_EXERCISE_.
Report each line from the entries in which "user" can be found.

(Excerpts from an interface dataset)
---------------
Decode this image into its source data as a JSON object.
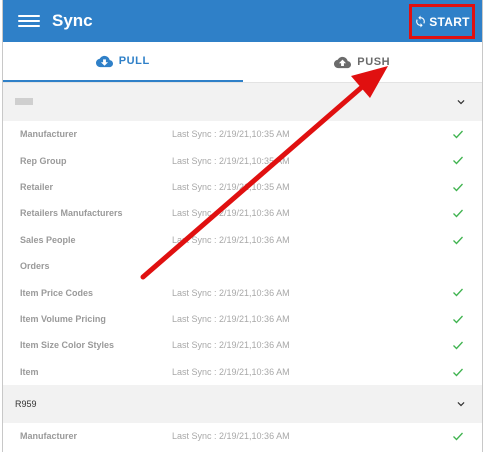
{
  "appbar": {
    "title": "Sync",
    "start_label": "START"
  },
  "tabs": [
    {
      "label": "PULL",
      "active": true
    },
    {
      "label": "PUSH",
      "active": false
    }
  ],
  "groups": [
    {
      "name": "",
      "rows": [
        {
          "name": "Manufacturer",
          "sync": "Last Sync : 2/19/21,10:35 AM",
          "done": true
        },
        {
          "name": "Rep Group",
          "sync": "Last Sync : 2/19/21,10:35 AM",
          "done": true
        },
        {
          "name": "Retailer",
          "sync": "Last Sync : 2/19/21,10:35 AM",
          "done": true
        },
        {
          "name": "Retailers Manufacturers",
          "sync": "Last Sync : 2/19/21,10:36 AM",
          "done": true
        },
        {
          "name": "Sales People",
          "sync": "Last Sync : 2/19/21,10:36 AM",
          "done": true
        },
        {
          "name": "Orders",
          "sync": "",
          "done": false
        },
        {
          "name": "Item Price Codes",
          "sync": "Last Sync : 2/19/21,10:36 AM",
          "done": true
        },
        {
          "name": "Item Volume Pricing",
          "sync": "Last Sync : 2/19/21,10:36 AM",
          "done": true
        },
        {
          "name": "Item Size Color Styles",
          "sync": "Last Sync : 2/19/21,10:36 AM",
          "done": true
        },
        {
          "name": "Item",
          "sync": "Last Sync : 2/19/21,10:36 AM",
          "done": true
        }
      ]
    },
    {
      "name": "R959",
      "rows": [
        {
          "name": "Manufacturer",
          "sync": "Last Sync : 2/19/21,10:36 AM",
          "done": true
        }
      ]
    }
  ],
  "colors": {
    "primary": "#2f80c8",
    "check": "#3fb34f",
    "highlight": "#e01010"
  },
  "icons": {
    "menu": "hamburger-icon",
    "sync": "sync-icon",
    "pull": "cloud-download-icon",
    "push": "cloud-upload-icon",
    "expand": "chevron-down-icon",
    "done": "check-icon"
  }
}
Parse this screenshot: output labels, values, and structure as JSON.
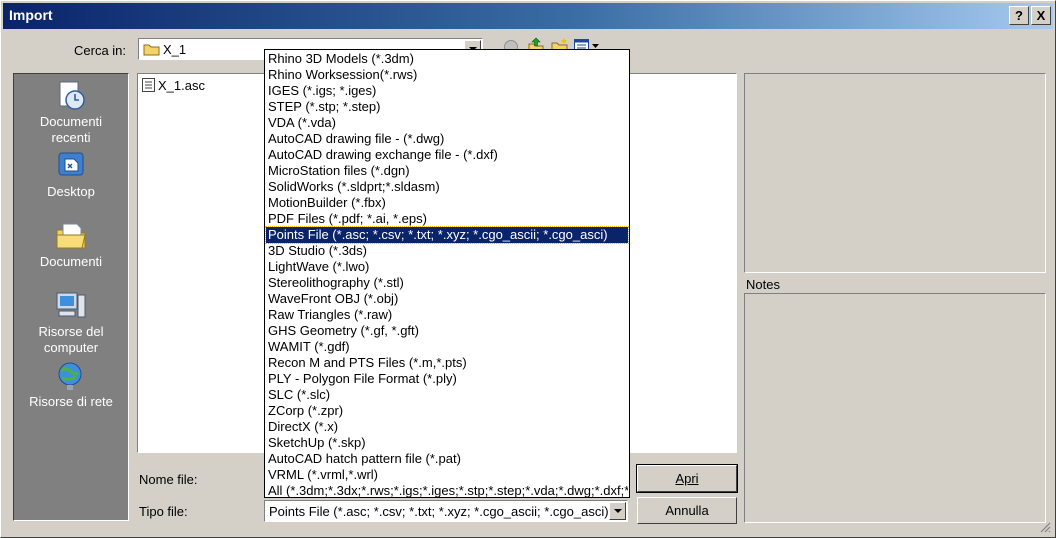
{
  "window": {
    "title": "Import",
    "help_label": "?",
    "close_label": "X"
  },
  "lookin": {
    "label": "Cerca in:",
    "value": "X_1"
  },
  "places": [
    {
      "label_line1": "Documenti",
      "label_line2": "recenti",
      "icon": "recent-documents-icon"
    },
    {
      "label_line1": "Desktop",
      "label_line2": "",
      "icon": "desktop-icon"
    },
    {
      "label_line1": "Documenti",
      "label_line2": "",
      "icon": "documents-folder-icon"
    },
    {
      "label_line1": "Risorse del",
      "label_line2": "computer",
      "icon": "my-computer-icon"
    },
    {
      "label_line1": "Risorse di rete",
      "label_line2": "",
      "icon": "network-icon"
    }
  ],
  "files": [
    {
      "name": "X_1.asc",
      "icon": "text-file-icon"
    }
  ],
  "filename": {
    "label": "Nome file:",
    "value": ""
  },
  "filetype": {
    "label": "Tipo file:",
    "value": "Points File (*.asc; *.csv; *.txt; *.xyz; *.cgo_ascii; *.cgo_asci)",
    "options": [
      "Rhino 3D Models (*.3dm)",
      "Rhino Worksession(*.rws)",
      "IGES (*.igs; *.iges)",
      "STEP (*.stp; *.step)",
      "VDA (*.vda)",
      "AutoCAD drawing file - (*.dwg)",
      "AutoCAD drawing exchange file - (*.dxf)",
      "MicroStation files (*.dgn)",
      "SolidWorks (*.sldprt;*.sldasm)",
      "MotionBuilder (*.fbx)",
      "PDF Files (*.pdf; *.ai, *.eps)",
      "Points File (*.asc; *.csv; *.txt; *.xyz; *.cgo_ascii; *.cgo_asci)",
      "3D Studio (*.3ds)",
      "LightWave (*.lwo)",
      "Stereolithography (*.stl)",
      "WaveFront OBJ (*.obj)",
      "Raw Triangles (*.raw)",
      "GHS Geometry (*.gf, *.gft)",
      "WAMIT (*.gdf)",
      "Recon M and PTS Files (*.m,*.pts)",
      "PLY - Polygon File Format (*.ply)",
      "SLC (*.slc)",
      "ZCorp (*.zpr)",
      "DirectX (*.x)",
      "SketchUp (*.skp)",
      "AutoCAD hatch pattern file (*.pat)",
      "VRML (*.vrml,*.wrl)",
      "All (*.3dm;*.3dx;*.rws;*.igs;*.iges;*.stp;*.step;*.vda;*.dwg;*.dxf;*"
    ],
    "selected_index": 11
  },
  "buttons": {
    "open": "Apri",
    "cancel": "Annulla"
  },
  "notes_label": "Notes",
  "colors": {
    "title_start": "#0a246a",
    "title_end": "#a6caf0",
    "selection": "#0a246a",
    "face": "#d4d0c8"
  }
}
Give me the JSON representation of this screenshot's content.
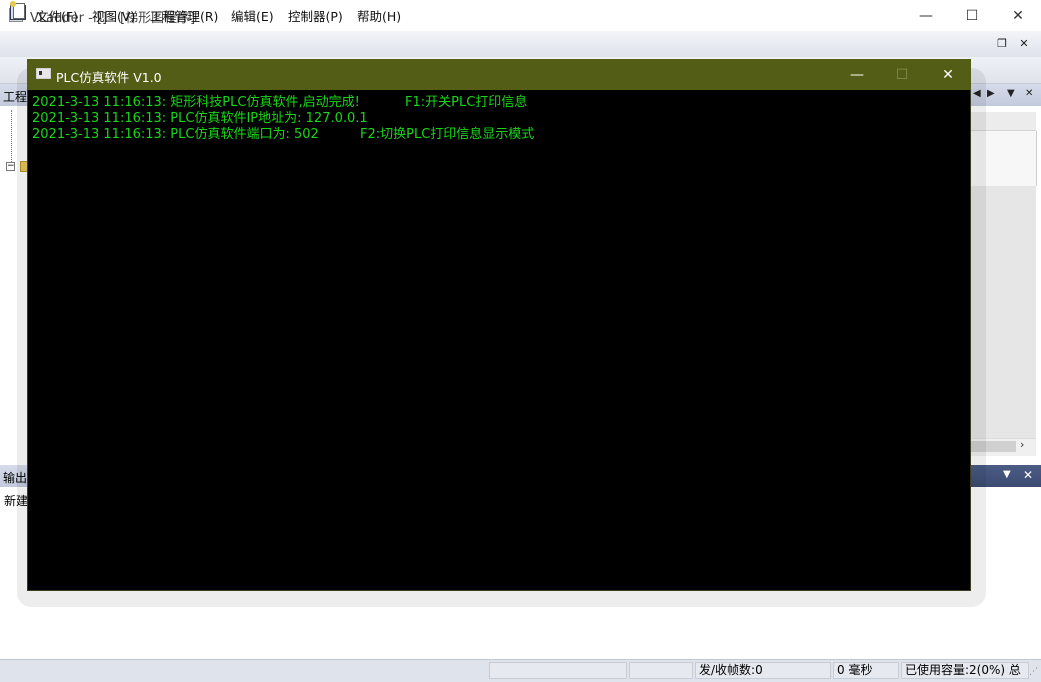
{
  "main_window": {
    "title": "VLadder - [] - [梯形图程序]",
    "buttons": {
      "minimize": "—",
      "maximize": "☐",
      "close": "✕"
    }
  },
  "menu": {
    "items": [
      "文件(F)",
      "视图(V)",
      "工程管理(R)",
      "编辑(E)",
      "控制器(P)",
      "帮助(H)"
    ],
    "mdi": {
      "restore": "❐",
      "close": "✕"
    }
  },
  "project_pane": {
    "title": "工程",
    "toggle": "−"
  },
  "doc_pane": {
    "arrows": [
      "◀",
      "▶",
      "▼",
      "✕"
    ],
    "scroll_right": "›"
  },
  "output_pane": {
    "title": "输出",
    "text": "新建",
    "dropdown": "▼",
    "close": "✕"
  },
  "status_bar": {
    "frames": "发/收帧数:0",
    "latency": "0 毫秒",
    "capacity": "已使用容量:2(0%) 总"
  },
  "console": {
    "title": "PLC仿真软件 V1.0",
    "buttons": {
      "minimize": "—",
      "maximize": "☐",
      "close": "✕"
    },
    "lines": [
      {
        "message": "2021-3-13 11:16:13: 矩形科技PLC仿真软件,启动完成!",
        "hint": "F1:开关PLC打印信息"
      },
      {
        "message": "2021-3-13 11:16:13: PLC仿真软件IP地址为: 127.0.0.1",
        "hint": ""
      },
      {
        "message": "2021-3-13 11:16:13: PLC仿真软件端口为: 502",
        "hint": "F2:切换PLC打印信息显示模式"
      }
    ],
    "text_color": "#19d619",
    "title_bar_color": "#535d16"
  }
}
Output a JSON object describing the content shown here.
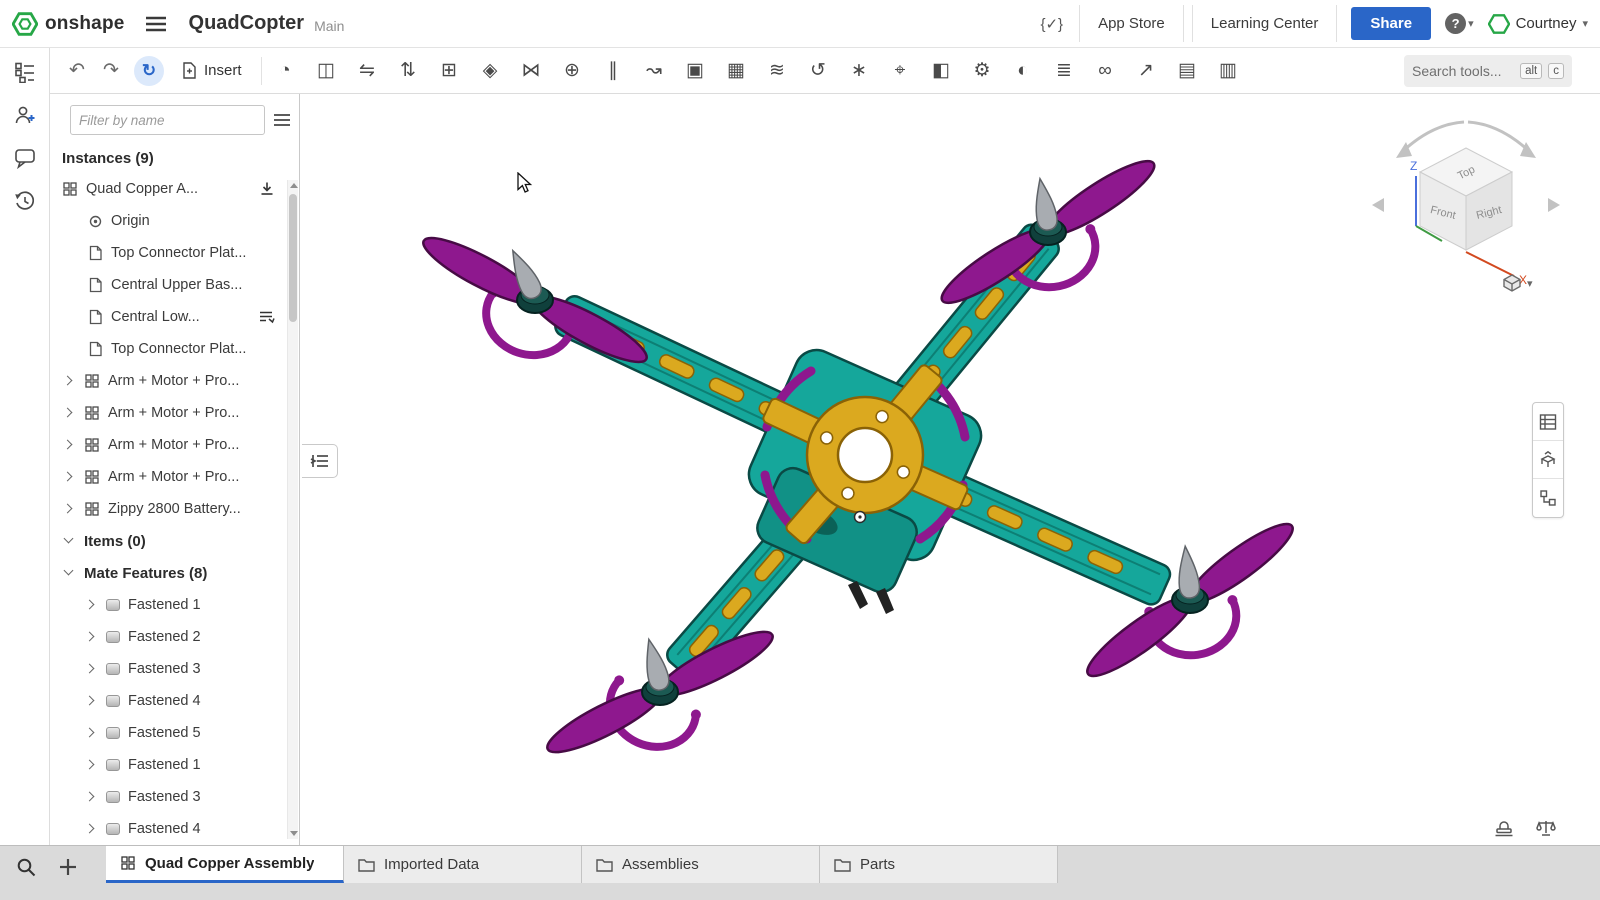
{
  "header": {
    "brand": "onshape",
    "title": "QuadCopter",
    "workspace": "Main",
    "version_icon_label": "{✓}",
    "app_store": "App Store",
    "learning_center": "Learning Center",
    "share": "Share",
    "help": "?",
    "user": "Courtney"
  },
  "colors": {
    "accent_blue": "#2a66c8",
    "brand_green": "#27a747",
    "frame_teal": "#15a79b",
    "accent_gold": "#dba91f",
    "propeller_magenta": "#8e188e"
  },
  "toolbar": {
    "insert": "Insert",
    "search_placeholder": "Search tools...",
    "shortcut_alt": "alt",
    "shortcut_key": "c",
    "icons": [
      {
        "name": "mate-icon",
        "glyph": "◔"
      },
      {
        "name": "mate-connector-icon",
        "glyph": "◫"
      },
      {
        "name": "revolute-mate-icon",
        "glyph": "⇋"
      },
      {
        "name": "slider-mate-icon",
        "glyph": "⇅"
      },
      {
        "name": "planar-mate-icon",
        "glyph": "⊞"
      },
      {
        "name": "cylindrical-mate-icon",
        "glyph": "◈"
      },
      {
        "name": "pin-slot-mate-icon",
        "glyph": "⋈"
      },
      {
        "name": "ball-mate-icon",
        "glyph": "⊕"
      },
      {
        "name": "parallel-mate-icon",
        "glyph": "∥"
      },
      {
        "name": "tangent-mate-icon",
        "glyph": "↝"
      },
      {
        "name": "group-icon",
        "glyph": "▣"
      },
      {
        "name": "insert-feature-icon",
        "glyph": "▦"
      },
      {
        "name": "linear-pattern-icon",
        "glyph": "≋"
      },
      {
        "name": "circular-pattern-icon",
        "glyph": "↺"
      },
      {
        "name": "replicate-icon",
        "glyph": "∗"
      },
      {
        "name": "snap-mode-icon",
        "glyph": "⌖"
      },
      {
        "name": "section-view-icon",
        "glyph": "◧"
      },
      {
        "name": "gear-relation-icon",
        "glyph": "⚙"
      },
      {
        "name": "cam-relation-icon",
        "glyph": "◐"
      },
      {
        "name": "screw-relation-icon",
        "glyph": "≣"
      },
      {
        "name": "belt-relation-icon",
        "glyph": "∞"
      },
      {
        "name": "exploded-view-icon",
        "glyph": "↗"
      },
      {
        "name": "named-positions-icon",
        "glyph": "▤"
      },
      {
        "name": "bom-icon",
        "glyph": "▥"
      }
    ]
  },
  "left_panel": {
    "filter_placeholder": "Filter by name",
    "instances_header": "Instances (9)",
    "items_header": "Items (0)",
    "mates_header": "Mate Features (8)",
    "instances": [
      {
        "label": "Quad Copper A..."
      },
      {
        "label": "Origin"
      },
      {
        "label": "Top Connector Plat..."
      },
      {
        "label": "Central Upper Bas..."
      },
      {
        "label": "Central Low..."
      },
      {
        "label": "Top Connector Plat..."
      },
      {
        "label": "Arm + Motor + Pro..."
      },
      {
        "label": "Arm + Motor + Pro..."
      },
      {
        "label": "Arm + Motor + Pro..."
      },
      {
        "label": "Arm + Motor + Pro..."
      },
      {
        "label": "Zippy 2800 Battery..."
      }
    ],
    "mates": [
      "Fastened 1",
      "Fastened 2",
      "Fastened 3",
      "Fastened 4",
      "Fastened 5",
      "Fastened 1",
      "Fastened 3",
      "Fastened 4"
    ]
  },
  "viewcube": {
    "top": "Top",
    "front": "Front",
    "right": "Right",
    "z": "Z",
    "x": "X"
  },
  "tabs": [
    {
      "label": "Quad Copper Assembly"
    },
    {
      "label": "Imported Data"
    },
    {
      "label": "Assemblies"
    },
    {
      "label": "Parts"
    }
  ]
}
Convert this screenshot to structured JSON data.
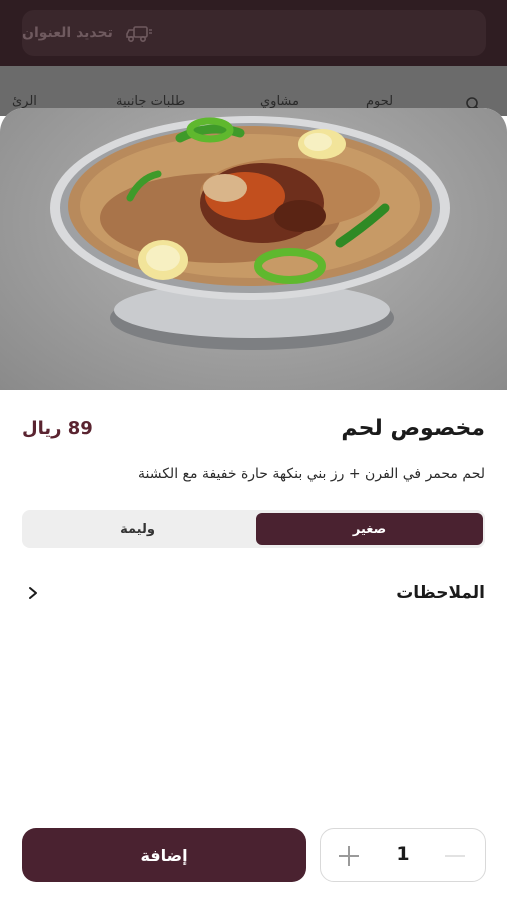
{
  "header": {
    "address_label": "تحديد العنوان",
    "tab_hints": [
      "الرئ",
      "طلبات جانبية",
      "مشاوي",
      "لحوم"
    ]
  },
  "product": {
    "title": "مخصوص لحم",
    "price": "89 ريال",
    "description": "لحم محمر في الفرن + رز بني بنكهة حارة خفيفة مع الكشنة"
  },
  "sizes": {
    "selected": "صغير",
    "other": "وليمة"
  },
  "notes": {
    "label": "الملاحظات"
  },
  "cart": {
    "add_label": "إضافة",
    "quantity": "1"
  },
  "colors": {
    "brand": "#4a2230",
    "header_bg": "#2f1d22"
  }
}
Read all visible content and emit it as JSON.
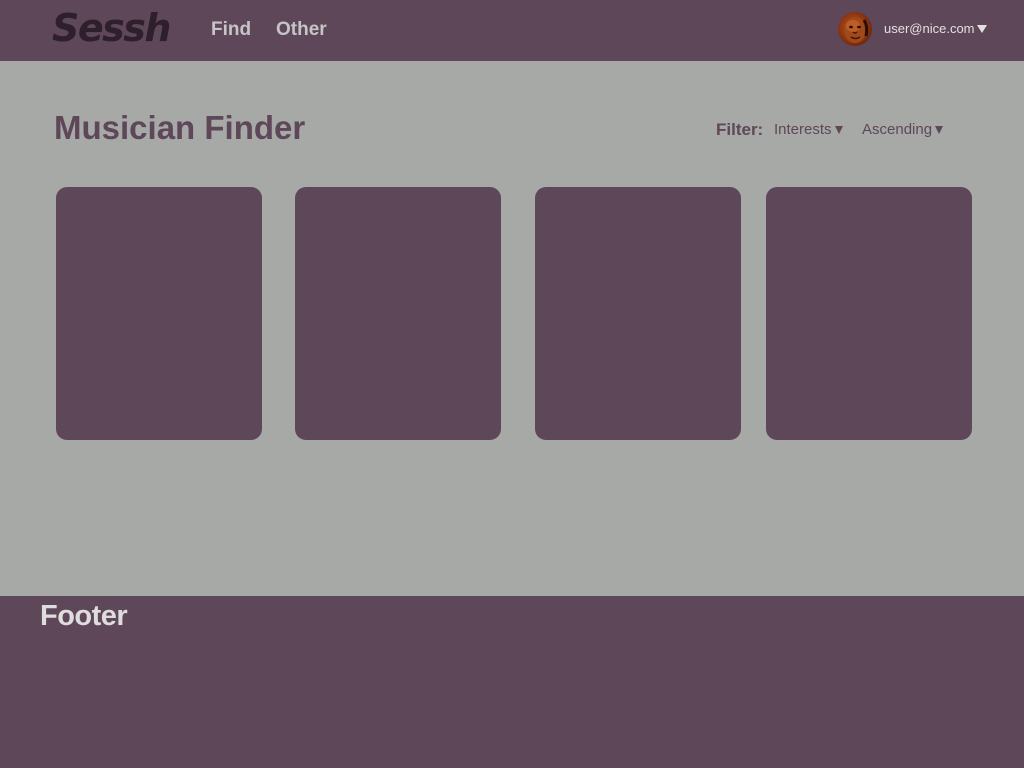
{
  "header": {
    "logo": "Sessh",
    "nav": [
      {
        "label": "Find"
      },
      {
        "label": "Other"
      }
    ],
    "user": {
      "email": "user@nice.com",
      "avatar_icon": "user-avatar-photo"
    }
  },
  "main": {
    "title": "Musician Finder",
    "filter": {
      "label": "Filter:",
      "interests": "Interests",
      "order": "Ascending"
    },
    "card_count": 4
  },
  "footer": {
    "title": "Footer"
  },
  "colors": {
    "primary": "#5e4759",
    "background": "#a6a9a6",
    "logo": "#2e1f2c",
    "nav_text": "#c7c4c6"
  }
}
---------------
_RESPONSE TO THIS EXERCISE_.
    "user": "Courtney"
    "user": {
      "email": "user@nice.com",
      "avatar_icon": "user-avatar-photo"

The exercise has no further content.